Fewer outages

A more efficient infrastructure can save you from your site going down. By optimizing everything on the frontend and streamlining everything on the backend, you’ll reduce server load for your site or app. With less stress on the system, you won’t have to worry about outages happening as often, and you won’t have to pay to get them fixed as frequently, meaning you get to sleep at night.

More opportunities to earn money from advertising

If your business is ad-supported, site speed is even more crucial to your success. Ad units can be one of the biggest elements your product needs to render, and one of the last to load. Try to run them on a weak infrastructure, and ads can drag down your load time significantly. So much so that 36 percent of people who use ad blockers do so to improve page-load time and reduce bandwidth usage.

Without the full ad loading and the tracker firing, your company won’t be paid for the view. Your infrastructure needs to be capable of loading the entire site or app — with ads — before your users move on.

Lower costs for hosting and storage

A high-performing site can also save you money. If you have an efficient site, generally you’ll end up paying less for hosting and storage. Amazon Web Services has made storage pretty cheap, but saving one million five-megabyte photos requires an order of magnitude more storage space than saving one million optimized images.

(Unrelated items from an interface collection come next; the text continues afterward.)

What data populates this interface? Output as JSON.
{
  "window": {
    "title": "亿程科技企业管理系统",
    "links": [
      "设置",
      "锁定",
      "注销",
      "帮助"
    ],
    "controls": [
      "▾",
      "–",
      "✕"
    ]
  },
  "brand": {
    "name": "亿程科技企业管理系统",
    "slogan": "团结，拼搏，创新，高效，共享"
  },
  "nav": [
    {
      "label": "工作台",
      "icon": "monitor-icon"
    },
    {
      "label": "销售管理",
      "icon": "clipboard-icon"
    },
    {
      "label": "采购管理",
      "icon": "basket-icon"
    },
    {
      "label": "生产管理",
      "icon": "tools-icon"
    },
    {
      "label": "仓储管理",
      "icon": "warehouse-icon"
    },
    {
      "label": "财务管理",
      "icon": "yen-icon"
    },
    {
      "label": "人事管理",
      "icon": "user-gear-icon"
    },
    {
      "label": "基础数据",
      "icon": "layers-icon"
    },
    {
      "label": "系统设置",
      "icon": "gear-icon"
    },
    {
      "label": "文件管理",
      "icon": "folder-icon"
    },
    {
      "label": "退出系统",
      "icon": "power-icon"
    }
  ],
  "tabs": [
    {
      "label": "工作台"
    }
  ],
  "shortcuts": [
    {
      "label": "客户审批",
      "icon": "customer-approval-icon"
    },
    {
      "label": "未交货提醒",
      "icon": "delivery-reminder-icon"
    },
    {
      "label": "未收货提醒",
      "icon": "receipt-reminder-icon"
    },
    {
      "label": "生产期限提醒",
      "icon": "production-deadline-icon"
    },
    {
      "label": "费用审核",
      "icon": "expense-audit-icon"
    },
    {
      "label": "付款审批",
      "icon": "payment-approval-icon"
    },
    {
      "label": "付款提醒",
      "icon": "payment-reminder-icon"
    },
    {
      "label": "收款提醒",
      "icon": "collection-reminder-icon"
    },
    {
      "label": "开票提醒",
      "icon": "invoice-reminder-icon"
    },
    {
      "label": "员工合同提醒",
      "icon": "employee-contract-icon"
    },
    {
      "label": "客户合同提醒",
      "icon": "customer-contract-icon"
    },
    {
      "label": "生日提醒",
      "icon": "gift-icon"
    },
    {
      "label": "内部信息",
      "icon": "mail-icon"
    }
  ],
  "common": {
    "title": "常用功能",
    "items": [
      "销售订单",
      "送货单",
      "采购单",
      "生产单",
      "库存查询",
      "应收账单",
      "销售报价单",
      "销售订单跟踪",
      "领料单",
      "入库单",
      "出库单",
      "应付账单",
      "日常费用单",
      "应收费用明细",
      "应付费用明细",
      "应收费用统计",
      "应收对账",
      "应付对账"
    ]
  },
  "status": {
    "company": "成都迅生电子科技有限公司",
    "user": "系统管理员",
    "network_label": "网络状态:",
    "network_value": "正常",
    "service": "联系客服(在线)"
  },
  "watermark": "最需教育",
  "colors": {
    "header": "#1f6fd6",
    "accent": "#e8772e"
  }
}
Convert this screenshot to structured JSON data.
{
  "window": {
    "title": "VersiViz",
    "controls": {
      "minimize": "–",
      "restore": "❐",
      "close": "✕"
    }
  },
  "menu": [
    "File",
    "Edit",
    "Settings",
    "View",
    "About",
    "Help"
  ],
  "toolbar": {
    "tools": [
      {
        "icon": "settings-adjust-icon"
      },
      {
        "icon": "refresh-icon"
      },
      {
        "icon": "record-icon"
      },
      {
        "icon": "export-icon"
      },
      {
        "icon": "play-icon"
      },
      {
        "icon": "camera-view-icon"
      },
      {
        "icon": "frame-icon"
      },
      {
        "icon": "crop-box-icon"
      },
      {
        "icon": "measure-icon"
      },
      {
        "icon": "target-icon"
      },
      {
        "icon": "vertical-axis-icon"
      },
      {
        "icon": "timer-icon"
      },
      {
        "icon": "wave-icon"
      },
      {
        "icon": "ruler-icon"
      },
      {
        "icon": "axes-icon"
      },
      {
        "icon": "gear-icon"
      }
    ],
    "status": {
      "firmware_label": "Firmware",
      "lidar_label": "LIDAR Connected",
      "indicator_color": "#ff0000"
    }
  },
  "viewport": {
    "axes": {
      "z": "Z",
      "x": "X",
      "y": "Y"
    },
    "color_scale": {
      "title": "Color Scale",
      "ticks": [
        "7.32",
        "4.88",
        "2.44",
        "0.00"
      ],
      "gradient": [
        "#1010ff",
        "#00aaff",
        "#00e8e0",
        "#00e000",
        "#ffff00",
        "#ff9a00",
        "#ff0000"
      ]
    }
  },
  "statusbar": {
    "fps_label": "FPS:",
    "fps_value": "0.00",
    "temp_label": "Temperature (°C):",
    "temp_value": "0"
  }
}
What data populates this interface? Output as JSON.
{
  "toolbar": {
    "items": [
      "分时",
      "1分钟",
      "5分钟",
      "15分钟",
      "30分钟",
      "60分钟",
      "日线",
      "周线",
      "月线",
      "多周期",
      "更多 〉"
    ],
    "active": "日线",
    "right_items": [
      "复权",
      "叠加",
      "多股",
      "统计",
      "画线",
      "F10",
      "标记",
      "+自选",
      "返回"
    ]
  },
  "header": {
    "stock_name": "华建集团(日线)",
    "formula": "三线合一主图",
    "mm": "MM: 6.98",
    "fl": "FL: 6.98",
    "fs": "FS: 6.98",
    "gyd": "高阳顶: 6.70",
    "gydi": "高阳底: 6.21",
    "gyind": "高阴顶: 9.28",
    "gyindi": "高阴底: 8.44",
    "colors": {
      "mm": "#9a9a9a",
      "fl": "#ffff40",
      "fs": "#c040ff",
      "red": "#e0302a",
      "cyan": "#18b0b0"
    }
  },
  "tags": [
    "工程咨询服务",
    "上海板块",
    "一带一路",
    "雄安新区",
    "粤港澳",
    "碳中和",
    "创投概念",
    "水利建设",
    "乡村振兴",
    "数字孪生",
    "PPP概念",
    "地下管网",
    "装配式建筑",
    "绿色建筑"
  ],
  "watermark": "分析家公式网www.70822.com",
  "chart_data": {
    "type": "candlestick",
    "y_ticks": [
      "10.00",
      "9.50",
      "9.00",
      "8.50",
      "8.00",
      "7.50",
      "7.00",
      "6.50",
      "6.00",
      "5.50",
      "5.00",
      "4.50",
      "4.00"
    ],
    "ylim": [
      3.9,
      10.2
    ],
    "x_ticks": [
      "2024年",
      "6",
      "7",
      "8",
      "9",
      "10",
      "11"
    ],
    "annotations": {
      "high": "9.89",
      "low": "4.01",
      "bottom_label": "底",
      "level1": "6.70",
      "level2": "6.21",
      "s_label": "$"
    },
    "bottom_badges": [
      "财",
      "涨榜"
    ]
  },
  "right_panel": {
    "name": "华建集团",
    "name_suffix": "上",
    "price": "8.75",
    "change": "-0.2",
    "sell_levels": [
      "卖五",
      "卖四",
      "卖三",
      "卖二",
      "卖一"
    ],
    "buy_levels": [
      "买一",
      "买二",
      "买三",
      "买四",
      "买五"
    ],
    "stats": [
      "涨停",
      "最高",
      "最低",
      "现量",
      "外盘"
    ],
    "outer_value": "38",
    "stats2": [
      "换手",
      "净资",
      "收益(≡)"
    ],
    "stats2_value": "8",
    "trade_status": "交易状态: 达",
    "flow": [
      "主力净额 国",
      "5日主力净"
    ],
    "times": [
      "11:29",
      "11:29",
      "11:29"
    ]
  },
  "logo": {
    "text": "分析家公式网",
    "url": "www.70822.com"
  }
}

Optimizing your assets will also save you on the fees AWS charges for data transfers.

An efficient site also means lower infrastructure costs. If you have a high-performing site, you’ll likely have low server utilization. Say a company with three servers makes infrastructure improvements. Now it can process site activity so much faster that it suddenly only takes two servers to handle all of the traffic. Being able to cut a server saves the company a third or more of its hosting costs.

Think of a thousand people trying to move through a single door at the same time. To get everyone through the door quickly, you can either increase the size of the door — in this case by adding more servers — or you can have them go through the door faster. If we can make each action on the site as quick and efficient as possible, we can get people through the door faster, so we don’t have to add additional servers to handle the load.

A more scalable future

The storage and infrastructure savings above become especially important as your company starts to grow. You may not notice huge cost savings when you have 200 people using your site, but you definitely will when that number grows to 2,000 or 20,000. An efficient site makes growth possible by reducing the waste in your infrastructure. Inefficiencies multiply, and they can completely take down a system when the number of users reaches a tipping point. It’s important to optimize the site at the beginning, so you can enjoy all the other benefits of a fast site as your company grows. An efficient site will handle growth.

What you can do to improve your site speed

Amazon founder Jeff Bezos advises companies to look at what’s not going to change in 10 years. For Amazon, he says, “It’s impossible to imagine a future 10 years from now where a customer comes up and says, ‘Jeff I love Amazon, I just wish the prices were a little higher [or] I love Amazon, I just wish you’d deliver a little more slowly.’” I’d add that it’s impossible to imagine 10 years from now people will want a slower application or website. The time you spend on site speed improvements now will only help your business going forward.

If you’re ready to improve your site speed, start by looking into where your site is lacking now. Google’s PageSpeed tool is a great way to see how fast your site is and what you can do to improve your site speed. Here’s full documentation of the rules PageSpeed uses to determine whether your site is fast enough.

If the fixes look like they might be too much to tackle on your own — or if you want to make improvements to your backend infrastructure — email me and I’ll see how we can help.